PROBLEM TO SOLVE: If a line in the material below has the string "with", copy it out.

SOURCE MATERIAL:
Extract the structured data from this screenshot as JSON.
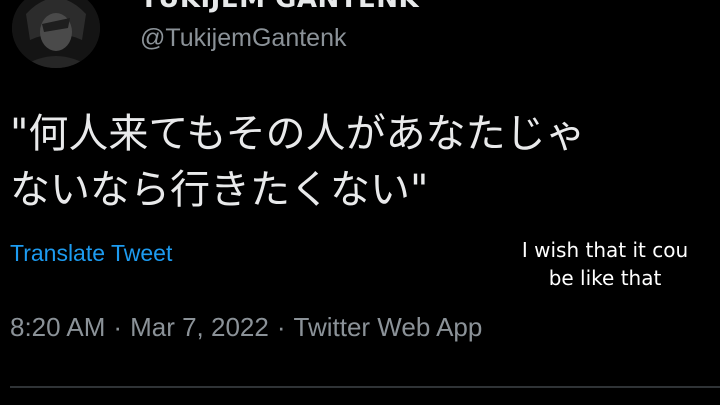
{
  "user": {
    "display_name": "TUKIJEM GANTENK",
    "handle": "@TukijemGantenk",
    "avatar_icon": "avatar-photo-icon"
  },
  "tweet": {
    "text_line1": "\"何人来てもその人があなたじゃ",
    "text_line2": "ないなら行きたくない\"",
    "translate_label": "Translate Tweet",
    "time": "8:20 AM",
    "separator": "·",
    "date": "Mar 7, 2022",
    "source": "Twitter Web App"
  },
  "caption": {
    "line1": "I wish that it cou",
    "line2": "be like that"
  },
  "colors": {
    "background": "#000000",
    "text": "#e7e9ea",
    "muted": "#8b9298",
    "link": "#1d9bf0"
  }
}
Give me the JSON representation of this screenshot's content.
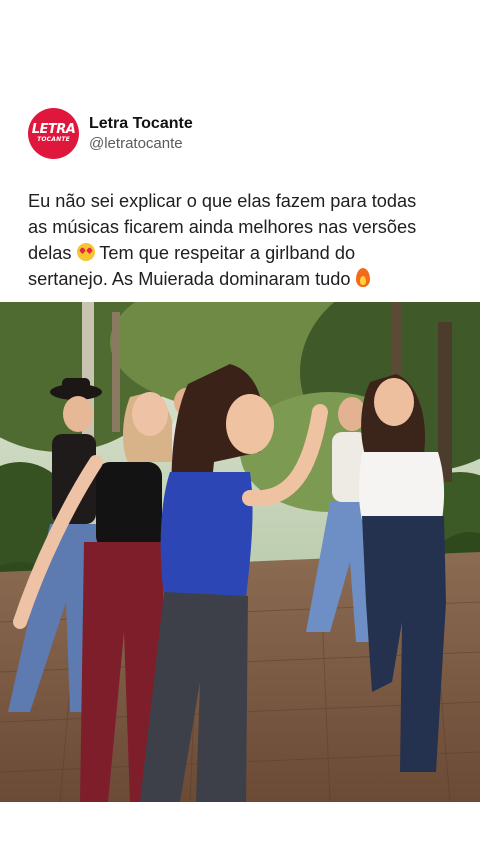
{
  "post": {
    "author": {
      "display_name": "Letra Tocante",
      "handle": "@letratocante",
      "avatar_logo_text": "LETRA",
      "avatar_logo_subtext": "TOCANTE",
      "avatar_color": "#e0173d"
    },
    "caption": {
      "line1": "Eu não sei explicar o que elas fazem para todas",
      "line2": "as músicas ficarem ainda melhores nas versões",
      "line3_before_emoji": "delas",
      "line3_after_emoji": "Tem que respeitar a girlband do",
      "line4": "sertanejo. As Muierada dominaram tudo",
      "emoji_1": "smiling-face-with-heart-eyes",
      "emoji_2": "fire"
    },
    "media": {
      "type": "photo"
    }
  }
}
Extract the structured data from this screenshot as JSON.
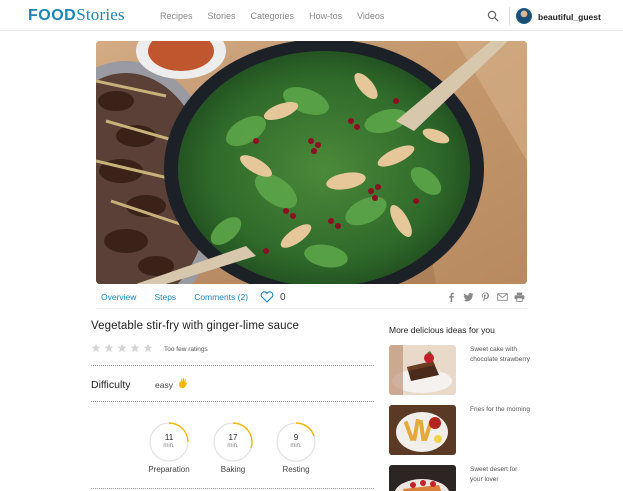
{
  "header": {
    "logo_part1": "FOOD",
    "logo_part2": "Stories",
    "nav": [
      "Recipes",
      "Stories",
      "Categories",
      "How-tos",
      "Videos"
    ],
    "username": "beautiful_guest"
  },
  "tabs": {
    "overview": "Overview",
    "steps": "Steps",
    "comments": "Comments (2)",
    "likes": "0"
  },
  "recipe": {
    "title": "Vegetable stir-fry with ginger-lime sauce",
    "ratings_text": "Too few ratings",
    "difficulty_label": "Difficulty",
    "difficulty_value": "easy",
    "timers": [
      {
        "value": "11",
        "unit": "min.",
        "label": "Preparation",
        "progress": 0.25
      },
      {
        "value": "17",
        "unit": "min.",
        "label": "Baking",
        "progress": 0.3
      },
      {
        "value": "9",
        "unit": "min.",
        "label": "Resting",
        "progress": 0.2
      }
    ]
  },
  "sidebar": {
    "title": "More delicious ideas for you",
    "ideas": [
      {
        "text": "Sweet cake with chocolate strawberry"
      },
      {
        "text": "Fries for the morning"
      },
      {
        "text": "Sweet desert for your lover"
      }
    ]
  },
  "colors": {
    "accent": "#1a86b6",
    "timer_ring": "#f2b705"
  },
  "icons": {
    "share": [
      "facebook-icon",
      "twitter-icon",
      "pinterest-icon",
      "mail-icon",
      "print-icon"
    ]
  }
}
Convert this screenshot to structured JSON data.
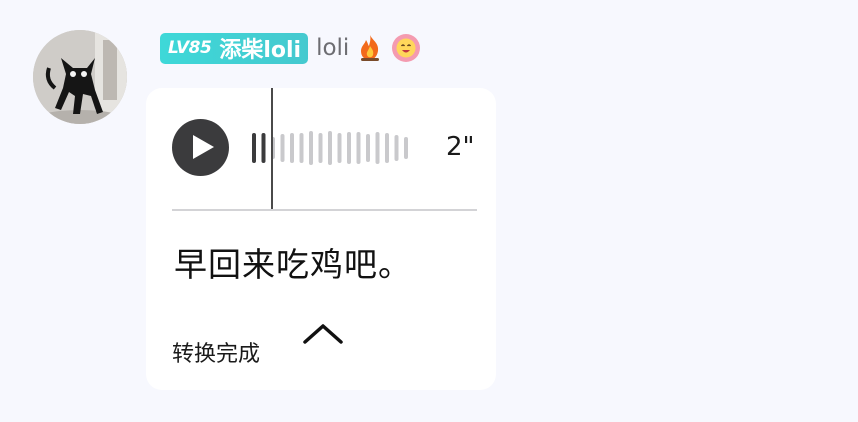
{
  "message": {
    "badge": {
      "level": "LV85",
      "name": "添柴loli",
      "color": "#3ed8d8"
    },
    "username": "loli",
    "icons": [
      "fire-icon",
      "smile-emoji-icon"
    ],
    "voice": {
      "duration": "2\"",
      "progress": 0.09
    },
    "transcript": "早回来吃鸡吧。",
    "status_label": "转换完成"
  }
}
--
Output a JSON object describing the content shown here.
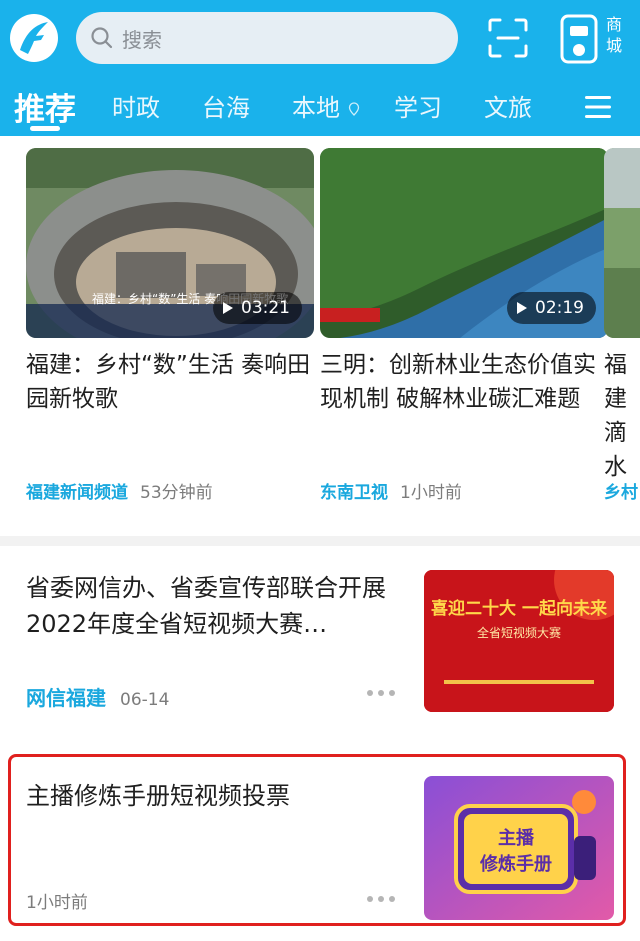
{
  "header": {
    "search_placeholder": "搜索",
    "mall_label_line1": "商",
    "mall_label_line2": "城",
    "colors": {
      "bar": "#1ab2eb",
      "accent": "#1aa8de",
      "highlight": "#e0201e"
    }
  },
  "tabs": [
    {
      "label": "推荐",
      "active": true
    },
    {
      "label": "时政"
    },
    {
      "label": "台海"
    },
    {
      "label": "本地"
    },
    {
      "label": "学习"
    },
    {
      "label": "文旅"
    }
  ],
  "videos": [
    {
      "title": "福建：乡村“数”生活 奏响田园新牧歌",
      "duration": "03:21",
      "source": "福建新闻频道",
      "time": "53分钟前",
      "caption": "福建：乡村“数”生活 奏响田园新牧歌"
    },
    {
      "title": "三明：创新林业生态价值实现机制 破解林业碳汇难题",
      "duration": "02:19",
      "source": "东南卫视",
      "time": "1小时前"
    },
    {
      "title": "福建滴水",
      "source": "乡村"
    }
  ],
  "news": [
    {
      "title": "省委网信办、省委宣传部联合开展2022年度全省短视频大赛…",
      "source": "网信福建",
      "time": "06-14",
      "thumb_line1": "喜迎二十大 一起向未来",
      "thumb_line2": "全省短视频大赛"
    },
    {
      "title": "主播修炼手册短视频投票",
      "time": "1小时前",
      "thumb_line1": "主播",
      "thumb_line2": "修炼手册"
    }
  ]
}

EXPECTED ANSWER:
      "emoji_1": "smiling-face-with-heart-eyes",
    "title": "Vegetable stir-fry with ginger-lime sauce",
        "text": "Sweet cake with chocolate strawberry"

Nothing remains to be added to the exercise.